Interview with a journalist from the WDR radio – and once again I am reminded how different the situation is in Europe and in Africa. Once again I count all our blessings but also have to list all our challenges: more people on treatment but definitely a growing risk of resistance due to the fact, that medication is not taken as prescribed or discontinued for a while. And yes more people know about the pandemic, but knowing does not mean that they act accordingly. Knowing about HIV does not prevent unprotected sex in many instances, having HIV/AIDS in the curricula of schools or NGO’s or other institutions and companies does not mean that the stigma is going away.
People are still killed or silenced or kicked out when they reveal their infection – people still think it can only be the others but not my partner who is infected. People still go for a test but disappear before the result is revealed. We still have the pre-test counselling which might be a nice way of giving unemployed people a little stipend or allowance, but does it really make sense to scare the willing people off or to have badly trained counsellors – some of them also infected – projecting their fears on the poor client?
“treatment for all ” is still the TAC request – but what would happen to the health system if all are treated?

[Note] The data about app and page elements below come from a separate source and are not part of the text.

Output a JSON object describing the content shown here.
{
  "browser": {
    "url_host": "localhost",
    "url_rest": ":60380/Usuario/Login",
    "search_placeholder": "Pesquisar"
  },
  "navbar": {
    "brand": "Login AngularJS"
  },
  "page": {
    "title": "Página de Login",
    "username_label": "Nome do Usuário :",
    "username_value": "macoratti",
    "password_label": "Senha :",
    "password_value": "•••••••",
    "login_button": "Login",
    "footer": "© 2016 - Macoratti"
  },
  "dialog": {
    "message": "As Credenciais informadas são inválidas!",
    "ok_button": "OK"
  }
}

I guess, it would collapse before we achieve the goal; not sure we should accept promises which cannot be fulfilled – and we know it beforehand. Let’s be honest with giving hope rather than creating disappointment.
We have come a long way since Mbeki’s stance of denial, but we still are living in a somehow tribal organized society where the chiefs are having the say – and our chief preaches protection, but handles his own affairs differently.

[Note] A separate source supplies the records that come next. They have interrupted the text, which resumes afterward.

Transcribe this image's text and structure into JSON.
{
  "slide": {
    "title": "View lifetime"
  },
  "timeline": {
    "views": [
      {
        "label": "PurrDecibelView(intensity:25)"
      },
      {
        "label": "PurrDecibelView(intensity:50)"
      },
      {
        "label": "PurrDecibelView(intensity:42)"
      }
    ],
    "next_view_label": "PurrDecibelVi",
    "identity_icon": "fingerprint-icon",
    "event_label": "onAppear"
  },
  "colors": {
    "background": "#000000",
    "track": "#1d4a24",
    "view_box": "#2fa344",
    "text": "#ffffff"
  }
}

Somehow during this interview I once again realise how different the realities are on the different continents, and even on one continent, there is a diversity which must lead to different approaches in the same question. What is good for South Africa might not be good for Uganda or Mali.

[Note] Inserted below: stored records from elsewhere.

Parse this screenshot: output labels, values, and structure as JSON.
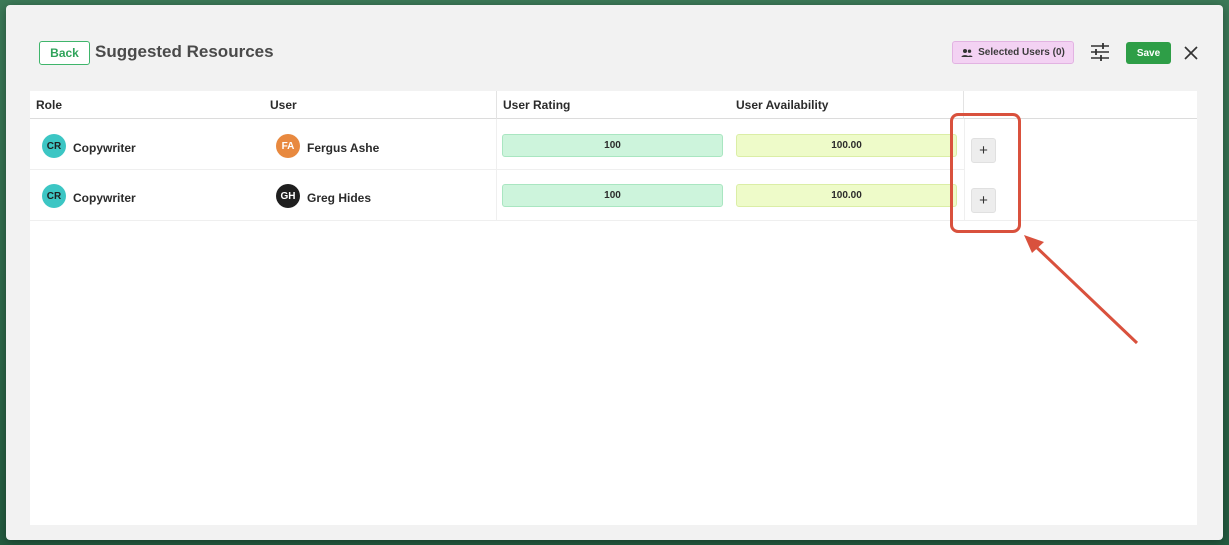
{
  "header": {
    "back_label": "Back",
    "title": "Suggested Resources",
    "selected_users_label": "Selected Users (0)",
    "save_label": "Save"
  },
  "table": {
    "columns": [
      "Role",
      "User",
      "User Rating",
      "User Availability"
    ],
    "rows": [
      {
        "role_initials": "CR",
        "role": "Copywriter",
        "user_initials": "FA",
        "user": "Fergus Ashe",
        "rating": "100",
        "availability": "100.00",
        "add_label": "+"
      },
      {
        "role_initials": "CR",
        "role": "Copywriter",
        "user_initials": "GH",
        "user": "Greg Hides",
        "rating": "100",
        "availability": "100.00",
        "add_label": "+"
      }
    ]
  },
  "colors": {
    "role_avatar": "#3cc6c4",
    "fergus_avatar": "#e8893f",
    "greg_avatar": "#1f1f1f",
    "save": "#2e9e47",
    "annotation": "#d9513d"
  },
  "icons": {
    "selected_users": "people-icon",
    "filter": "sliders-icon",
    "close": "close-icon"
  }
}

And this obviously also applies to the handling of matters in my church – no interview without the special questions about church and prevention and my own struggle within this institution. And also here I try to explain that there are no universal solutions fitting to each and very situation – and that the protection of life in all it’s shade must be priority. No ideal, no ideology, even a Christian one, can replace facing the realities of life. Here and now, with the people in front of me, with all their challenges and weaknesses and possibilities I have to work.